Starting at the first line below, copy through to the last line exactly.

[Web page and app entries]
---

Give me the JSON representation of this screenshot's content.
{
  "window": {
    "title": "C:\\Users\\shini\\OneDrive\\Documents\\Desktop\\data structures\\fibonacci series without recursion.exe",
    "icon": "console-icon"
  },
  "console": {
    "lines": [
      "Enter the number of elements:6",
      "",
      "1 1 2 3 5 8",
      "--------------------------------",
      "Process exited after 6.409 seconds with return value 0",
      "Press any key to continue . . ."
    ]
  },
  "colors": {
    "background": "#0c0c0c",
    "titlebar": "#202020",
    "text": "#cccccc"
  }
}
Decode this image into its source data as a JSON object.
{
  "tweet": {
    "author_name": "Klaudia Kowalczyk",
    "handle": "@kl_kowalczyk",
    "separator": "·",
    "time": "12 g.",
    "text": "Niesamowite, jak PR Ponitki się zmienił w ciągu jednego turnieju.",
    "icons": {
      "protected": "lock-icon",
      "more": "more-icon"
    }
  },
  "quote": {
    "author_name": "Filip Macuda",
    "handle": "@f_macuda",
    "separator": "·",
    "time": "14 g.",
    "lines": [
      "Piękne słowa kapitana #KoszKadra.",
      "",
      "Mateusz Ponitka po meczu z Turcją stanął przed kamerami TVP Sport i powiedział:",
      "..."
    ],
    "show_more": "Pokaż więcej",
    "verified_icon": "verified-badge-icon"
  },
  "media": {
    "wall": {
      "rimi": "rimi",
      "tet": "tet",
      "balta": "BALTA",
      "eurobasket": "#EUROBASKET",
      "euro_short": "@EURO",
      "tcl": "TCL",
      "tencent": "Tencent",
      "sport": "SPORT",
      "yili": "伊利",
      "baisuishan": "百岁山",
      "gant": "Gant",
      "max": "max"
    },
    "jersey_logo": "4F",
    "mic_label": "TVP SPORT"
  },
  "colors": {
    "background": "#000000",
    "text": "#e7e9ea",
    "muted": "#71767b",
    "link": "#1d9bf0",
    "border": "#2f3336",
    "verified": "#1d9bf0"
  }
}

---

* _Solution for this task_:
Give me the JSON representation of this screenshot's content.
{
  "window": {
    "title": "C:\\Users\\shini\\OneDrive\\Documents\\Desktop\\data structures\\fibonacci series without recursion.exe",
    "icon": "console-icon"
  },
  "console": {
    "lines": [
      "Enter the number of elements:6",
      "",
      "1 1 2 3 5 8",
      "--------------------------------",
      "Process exited after 6.409 seconds with return value 0",
      "Press any key to continue . . ."
    ]
  },
  "colors": {
    "background": "#0c0c0c",
    "titlebar": "#202020",
    "text": "#cccccc"
  }
}
Decode this image into its source data as a JSON object.
{
  "tweet": {
    "author_name": "Klaudia Kowalczyk",
    "handle": "@kl_kowalczyk",
    "separator": "·",
    "time": "12 g.",
    "text": "Niesamowite, jak PR Ponitki się zmienił w ciągu jednego turnieju.",
    "icons": {
      "protected": "lock-icon",
      "more": "more-icon"
    }
  },
  "quote": {
    "author_name": "Filip Macuda",
    "handle": "@f_macuda",
    "separator": "·",
    "time": "14 g.",
    "lines": [
      "Piękne słowa kapitana #KoszKadra.",
      "",
      "Mateusz Ponitka po meczu z Turcją stanął przed kamerami TVP Sport i powiedział:",
      "..."
    ],
    "show_more": "Pokaż więcej",
    "verified_icon": "verified-badge-icon"
  },
  "media": {
    "wall": {
      "rimi": "rimi",
      "tet": "tet",
      "balta": "BALTA",
      "eurobasket": "#EUROBASKET",
      "euro_short": "@EURO",
      "tcl": "TCL",
      "tencent": "Tencent",
      "sport": "SPORT",
      "yili": "伊利",
      "baisuishan": "百岁山",
      "gant": "Gant",
      "max": "max"
    },
    "jersey_logo": "4F",
    "mic_label": "TVP SPORT"
  },
  "colors": {
    "background": "#000000",
    "text": "#e7e9ea",
    "muted": "#71767b",
    "link": "#1d9bf0",
    "border": "#2f3336",
    "verified": "#1d9bf0"
  }
}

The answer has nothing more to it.